Critics of South Korea's impeached president Park call for her arrest

Friday's final verdict by South Korea's Constitutional Court to sack impeached president Park Geun-Hye has finally put an end to a months-long political crisis that rocked the nation.

Carrying signs and candles, the crowd cheered to speeches and swayed to music Friday night, while angry supporters of Park continued to scuffle with police in streets near the court. Park was impeached in December, 2016 on charges of receiving bribe from businesses and abusing her powers in a scheme with her longtime confidante Choi Soon-sil. Outside the courthouse in the capital Seoul on Friday, thousands of Park's supporters tried to break through police barricades. Police said two protesters had died.

An official from the Seoul Metropolitan Police Agency says seven officers are also being treated for mostly minor injuries.

Ms Park had been suspended from presidential duties since December, with the country's prime minister taking over her responsibilities.

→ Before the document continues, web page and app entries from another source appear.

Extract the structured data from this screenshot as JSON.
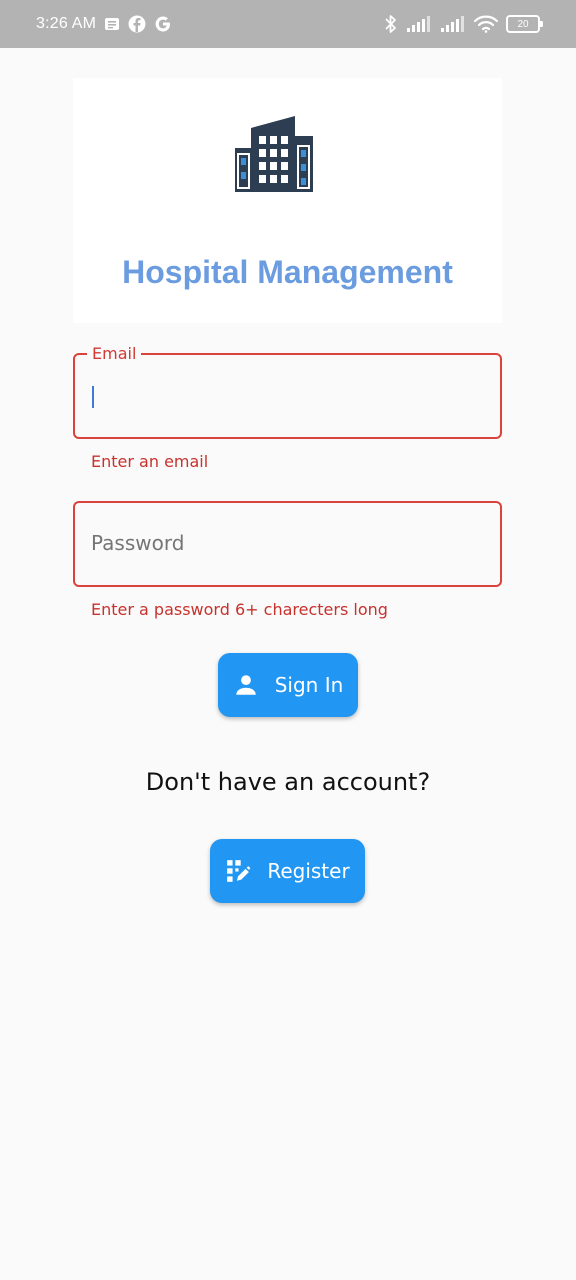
{
  "status_bar": {
    "time": "3:26 AM",
    "battery": "20",
    "left_icons": [
      "notes-icon",
      "facebook-icon",
      "google-icon"
    ],
    "right_icons": [
      "bluetooth-icon",
      "signal-icon",
      "signal-icon",
      "wifi-icon",
      "battery-icon"
    ]
  },
  "header": {
    "title": "Hospital Management",
    "logo_icon": "hospital-building-icon",
    "title_color": "#6c9ce0"
  },
  "form": {
    "email": {
      "label": "Email",
      "value": "",
      "error": "Enter an email"
    },
    "password": {
      "placeholder": "Password",
      "value": "",
      "error": "Enter a password 6+ charecters long"
    },
    "error_color": "#d9433b"
  },
  "actions": {
    "sign_in_label": "Sign In",
    "sign_in_icon": "person-icon",
    "account_prompt": "Don't have an account?",
    "register_label": "Register",
    "register_icon": "app-registration-icon",
    "button_color": "#2196f3"
  }
}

Both the court and acting President Hwang Kyo-Ahn appealed for the country to come together and move forward.

Ms Choi is accused of using her presidential connections to pressure some of South Korea's biggest companies into giving millions of dollars in donations to two non-profit foundations she controlled. Additionally, Park was accused of allowing Choi an undue influence in state affairs. Park had immunity from prosecution while in power.

The Park scandal touched a nerve, galvanizing popular opinion against entrenched political and business elites in a political sea change in the country of which the fallout is still far from decided.

4 Nov, 2016: Ms Park makes her second televised apology, saying she would take responsibility if found guilty.

A presidential election will be held within 60 days.

Relations with China and the United States could dominate the presidential campaign, after South Korea this month began deployment of the U.S. THAAD missile defence system in response to North Korea's stepped up missile and nuclear tests.

Kim Yong-deok, the chief of the National Election Commission, said on Saturday that the election would be managed "accurately and perfectly" and urged the public to participate in a vote that would "determine the fate of the Republic of Korea", referring to South Korea's formal name.

In a statement detailing the findings of its investigation, the special prosecutor's office said the National Pension Service voted in favor of a merger of two Samsung Group affiliates in 2015, despite anticipating a $158 million loss.

  • Jon Douglas